From one of my thoroughly unkempt desk drawers, I just pulled a scrap of paper on which I had scrawled, "Regan: 'I told him what Meese had told the President and me (!) that afternoon.' "
That parenthesized exclamation point is part of the scrawl, and it strikes me as a significant comment on the current state of the English language in the United States. It is a mark of astonishment, and it is also a mark, used principally in the notation of chess games, meaning, "Good move!" (For a bonehead move, they use a question mark.)
The implication is that what we have come to expect, not only from athletic stars and ordinary mortals, but from politicians, government officials, television and film personalities, and even, God help us, sometimes from schoolteachers, is rotten English. That Donald Regan, former White House Chief of Staff, didn't say, "I told him what (Atty. Gen. Edwin) Meese (III) had told the President and I that afternoon" so startled and refreshed me that I grabbed pencil and paper and made a note of it.
Several years ago, I theorized that the too-common eschewal of me and the preference for I was the outgrowth of actor Johnny Weissmuller's immortal line, "Me Tarzan, you Jane," in 1932's "Tarzan the Ape Man." Implicit in that phrase from the film is that me is somehow more primitive and less civilized than I.
I was kidding, of course, but I think the truth of the matter is quite close to the Tarzan explanation. Probably most of us at some point in our childhood said something like, "Me and Susan are building a tree hut," and one of our parents, or a teacher, or some other meddlesome grown-up corrected us with, "Susan and I are building a tree hut."
The grown-up doubtless sensed that we were too young to understand about subjective and objective cases and their whys and wherefores, and so he or she left it at that. The lesson, conscious or not, that we came away with was almost certainly that I was superior to, or at least more correct than, me.
This misuse of I always follows and. There is always a plurality involved. It's hard to imagine anyone saying, "They asked I to come for dinner," but we are, I'm afraid, more apt to hear, "They asked Bert and I" than "They asked Bert and me."
Grammar as an object of study seems to be deader than Latin, and that's a pity. It would be easier to explain to one who has some knowledge of the rules of grammar why it's ungrammatical to say, "what Meese told the President and I" than to explain it to someone who grapples catch-as-catch-can with the language.
It took me some minutes to work out the structure of Regan's sentence. I thought, at first, that me is the object of the verb told. Then I realized that me is the indirect object, while what is the direct object.
I also realized that the sentence is exquisitely complex, and, beyond that, I think I realized why a lot of teachers decided that teaching grammar is a waste of time. I don't agree, but I can't entirely blame them.
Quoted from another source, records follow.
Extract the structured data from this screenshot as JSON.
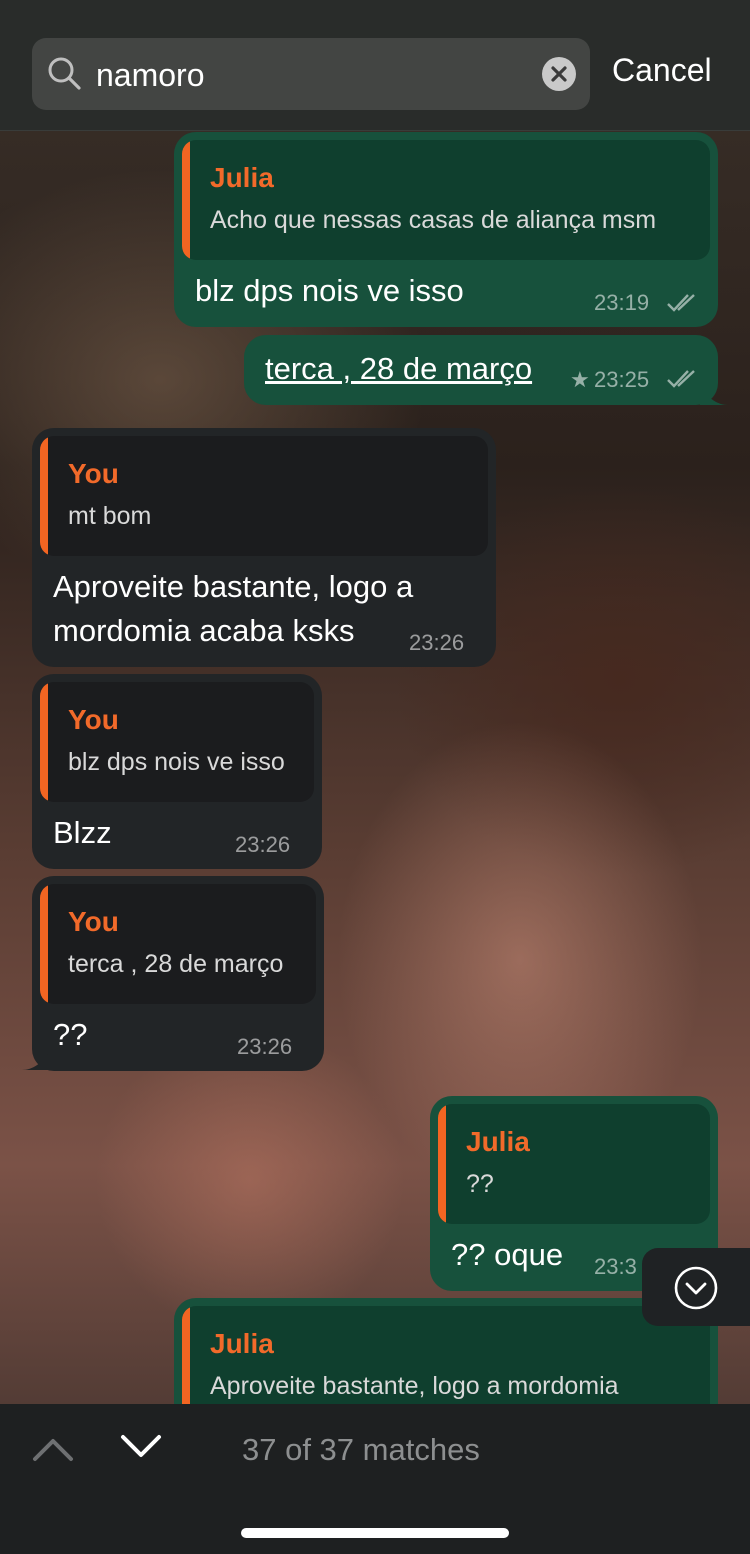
{
  "search": {
    "query": "namoro",
    "cancel_label": "Cancel",
    "icon": "search-icon",
    "clear_icon": "clear-icon"
  },
  "messages": [
    {
      "direction": "outgoing",
      "quote_name": "Julia",
      "quote_text": "Acho que nessas casas de aliança msm",
      "text": "blz dps nois ve isso",
      "time": "23:19",
      "status": "read"
    },
    {
      "direction": "outgoing",
      "text": "terca , 28 de março",
      "starred": true,
      "star": "★",
      "time": "23:25",
      "status": "read"
    },
    {
      "direction": "incoming",
      "quote_name": "You",
      "quote_text": "mt bom",
      "text_line1": "Aproveite bastante, logo a",
      "text_line2": "mordomia acaba ksks",
      "time": "23:26"
    },
    {
      "direction": "incoming",
      "quote_name": "You",
      "quote_text": "blz dps nois ve isso",
      "text": "Blzz",
      "time": "23:26"
    },
    {
      "direction": "incoming",
      "quote_name": "You",
      "quote_text": "terca , 28 de março",
      "text": "??",
      "time": "23:26"
    },
    {
      "direction": "outgoing",
      "quote_name": "Julia",
      "quote_text": "??",
      "text": "?? oque",
      "time": "23:3"
    },
    {
      "direction": "outgoing",
      "quote_name": "Julia",
      "quote_text": "Aproveite bastante, logo a mordomia"
    }
  ],
  "navigation": {
    "match_status": "37 of 37 matches",
    "prev_icon": "chevron-up-icon",
    "next_icon": "chevron-down-icon",
    "scroll_down_icon": "scroll-down-icon"
  },
  "colors": {
    "outgoing_bubble": "#17513c",
    "incoming_bubble": "#222527",
    "quote_accent": "#f26522"
  }
}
Analysis of Regan's seemingly simple statement can make you a bit queasy. The subject of the sentence is I ; the rest of the sentence is the complete predicate. The first told is the kernel verb of the predicate. The direct object of told is what Meese had told the President and me, and the indirect object is him.
Him is the indirect object because "I told" "what Meese had told" to him. That to is not stated, but is implicit. What Meese had told the President and me that afternoon is a dependent clause. It has a subject and a predicate, but it cannot stand by itself as a sentence, so it is dependent upon the main body of the sentence, which, reduced to its barest bones is I told. Finally, the President and me is the indirect object of "what Meese had told."
To my mind, working out these grammatical structures not only yields an enhanced understanding of the language, it also gives one's reasoning powers a strenuous workout. Dropping this kind of exercise from the curriculum might have made life easier for teachers and students, but the educational system has lost something valuable.